So, when I was in the middle of pregnancy and had finally gotten to the point where I had to put away all of my regular clothes and exist solely in Target and H&M’s approximation of semi-attractive maternity clothes, I convinced myself that a few short weeks after giving birth would find me sliding my skinny jeans back on and wearing all those cute tiny tops and adorable dresses that I lived in before I got knocked up. Never mind that there was an entire month where I ate nothing but candy. Never mind that my only weird pregnancy cravings was the giant soft pretzels covered in butter and salt. Never mind reality. Continue reading

“Maybe I’m Not Cut Out for This Gig” and Other Thoughts After Having a Fight with My Kid

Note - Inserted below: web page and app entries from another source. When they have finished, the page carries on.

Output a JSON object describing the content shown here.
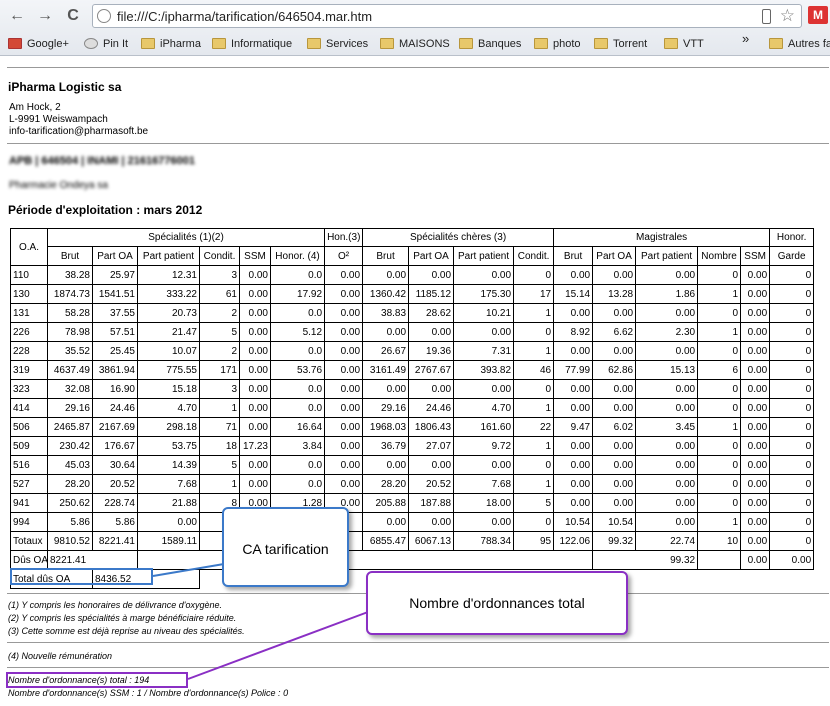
{
  "browser": {
    "url": "file:///C:/ipharma/tarification/646504.mar.htm",
    "back_glyph": "←",
    "forward_glyph": "→",
    "reload_glyph": "C",
    "star_glyph": "☆",
    "gmail_glyph": "M",
    "overflow_glyph": "»",
    "bookmarks": [
      "Google+",
      "Pin It",
      "iPharma",
      "Informatique",
      "Services",
      "MAISONS",
      "Banques",
      "photo",
      "Torrent",
      "VTT",
      "Autres fa"
    ]
  },
  "header": {
    "company": "iPharma Logistic sa",
    "address_lines": [
      "Am Hock, 2",
      "L-9991 Weiswampach",
      "info-tarification@pharmasoft.be"
    ],
    "blurred_id": "APB | 646504 | INAMI | 21616776001",
    "blurred_name": "Pharmacie Ondeya sa",
    "periode": "Période d'exploitation : mars 2012"
  },
  "table": {
    "group_headers": {
      "oa": "O.A.",
      "specialites": "Spécialités (1)(2)",
      "hon": "Hon.(3)",
      "specialites_cheres": "Spécialités chères (3)",
      "magistrales": "Magistrales",
      "honor": "Honor."
    },
    "sub_headers": [
      "Brut",
      "Part OA",
      "Part patient",
      "Condit.",
      "SSM",
      "Honor. (4)",
      "O²",
      "Brut",
      "Part OA",
      "Part patient",
      "Condit.",
      "Brut",
      "Part OA",
      "Part patient",
      "Nombre",
      "SSM",
      "Garde"
    ],
    "rows": [
      [
        "110",
        "38.28",
        "25.97",
        "12.31",
        "3",
        "0.00",
        "0.0",
        "0.00",
        "0.00",
        "0.00",
        "0.00",
        "0",
        "0.00",
        "0.00",
        "0.00",
        "0",
        "0.00",
        "0"
      ],
      [
        "130",
        "1874.73",
        "1541.51",
        "333.22",
        "61",
        "0.00",
        "17.92",
        "0.00",
        "1360.42",
        "1185.12",
        "175.30",
        "17",
        "15.14",
        "13.28",
        "1.86",
        "1",
        "0.00",
        "0"
      ],
      [
        "131",
        "58.28",
        "37.55",
        "20.73",
        "2",
        "0.00",
        "0.0",
        "0.00",
        "38.83",
        "28.62",
        "10.21",
        "1",
        "0.00",
        "0.00",
        "0.00",
        "0",
        "0.00",
        "0"
      ],
      [
        "226",
        "78.98",
        "57.51",
        "21.47",
        "5",
        "0.00",
        "5.12",
        "0.00",
        "0.00",
        "0.00",
        "0.00",
        "0",
        "8.92",
        "6.62",
        "2.30",
        "1",
        "0.00",
        "0"
      ],
      [
        "228",
        "35.52",
        "25.45",
        "10.07",
        "2",
        "0.00",
        "0.0",
        "0.00",
        "26.67",
        "19.36",
        "7.31",
        "1",
        "0.00",
        "0.00",
        "0.00",
        "0",
        "0.00",
        "0"
      ],
      [
        "319",
        "4637.49",
        "3861.94",
        "775.55",
        "171",
        "0.00",
        "53.76",
        "0.00",
        "3161.49",
        "2767.67",
        "393.82",
        "46",
        "77.99",
        "62.86",
        "15.13",
        "6",
        "0.00",
        "0"
      ],
      [
        "323",
        "32.08",
        "16.90",
        "15.18",
        "3",
        "0.00",
        "0.0",
        "0.00",
        "0.00",
        "0.00",
        "0.00",
        "0",
        "0.00",
        "0.00",
        "0.00",
        "0",
        "0.00",
        "0"
      ],
      [
        "414",
        "29.16",
        "24.46",
        "4.70",
        "1",
        "0.00",
        "0.0",
        "0.00",
        "29.16",
        "24.46",
        "4.70",
        "1",
        "0.00",
        "0.00",
        "0.00",
        "0",
        "0.00",
        "0"
      ],
      [
        "506",
        "2465.87",
        "2167.69",
        "298.18",
        "71",
        "0.00",
        "16.64",
        "0.00",
        "1968.03",
        "1806.43",
        "161.60",
        "22",
        "9.47",
        "6.02",
        "3.45",
        "1",
        "0.00",
        "0"
      ],
      [
        "509",
        "230.42",
        "176.67",
        "53.75",
        "18",
        "17.23",
        "3.84",
        "0.00",
        "36.79",
        "27.07",
        "9.72",
        "1",
        "0.00",
        "0.00",
        "0.00",
        "0",
        "0.00",
        "0"
      ],
      [
        "516",
        "45.03",
        "30.64",
        "14.39",
        "5",
        "0.00",
        "0.0",
        "0.00",
        "0.00",
        "0.00",
        "0.00",
        "0",
        "0.00",
        "0.00",
        "0.00",
        "0",
        "0.00",
        "0"
      ],
      [
        "527",
        "28.20",
        "20.52",
        "7.68",
        "1",
        "0.00",
        "0.0",
        "0.00",
        "28.20",
        "20.52",
        "7.68",
        "1",
        "0.00",
        "0.00",
        "0.00",
        "0",
        "0.00",
        "0"
      ],
      [
        "941",
        "250.62",
        "228.74",
        "21.88",
        "8",
        "0.00",
        "1.28",
        "0.00",
        "205.88",
        "187.88",
        "18.00",
        "5",
        "0.00",
        "0.00",
        "0.00",
        "0",
        "0.00",
        "0"
      ],
      [
        "994",
        "5.86",
        "5.86",
        "0.00",
        "",
        "",
        "",
        "",
        "0.00",
        "0.00",
        "0.00",
        "0",
        "10.54",
        "10.54",
        "0.00",
        "1",
        "0.00",
        "0"
      ]
    ],
    "totals": {
      "label": "Totaux",
      "brut": "9810.52",
      "part_oa": "8221.41",
      "part_patient": "1589.11",
      "condit": "3",
      "sc_brut": "6855.47",
      "sc_part_oa": "6067.13",
      "sc_part_patient": "788.34",
      "sc_condit": "95",
      "m_brut": "122.06",
      "m_part_oa": "99.32",
      "m_part_patient": "22.74",
      "m_nombre": "10",
      "m_ssm": "0.00",
      "garde": "0"
    },
    "dus": {
      "label": "Dûs OA",
      "value": "8221.41",
      "magistrales": "99.32",
      "ssm": "0.00",
      "garde": "0.00"
    },
    "total_dus": {
      "label": "Total dûs OA",
      "value": "8436.52"
    }
  },
  "notes": [
    "(1) Y compris les honoraires de délivrance d'oxygène.",
    "(2) Y compris les spécialités à marge bénéficiaire réduite.",
    "(3) Cette somme est déjà reprise au niveau des spécialités.",
    "(4) Nouvelle rémunération"
  ],
  "footer": {
    "nb_ordonnances": "Nombre d'ordonnance(s) total : 194",
    "nb_ssm_police": "Nombre d'ordonnance(s) SSM : 1 / Nombre d'ordonnance(s) Police : 0"
  },
  "callouts": {
    "ca": "CA tarification",
    "nb": "Nombre d'ordonnances total"
  },
  "colors": {
    "callout_blue": "#3b79c9",
    "callout_purple": "#8a2fc4"
  }
}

My son is 6. I like it because he can tell me when things are wrong with him or what he wants to eat or about his favorite Avengers. I don’t like it because he can also tell fibs and ignore me and also sometimes act like a giant dick. And it’s times like those when I think, “I’m really bad at this. Like…BAD.” I’m not, say, Dina Lohan bad. But I know that he’ll be in therapy one day talking about how that one morning before school, Mom lost her shit and threw his bookbag across the room. Or dropped the f-bomb 34 times in a tirade about him not listening. Or. Or. Or. Continue reading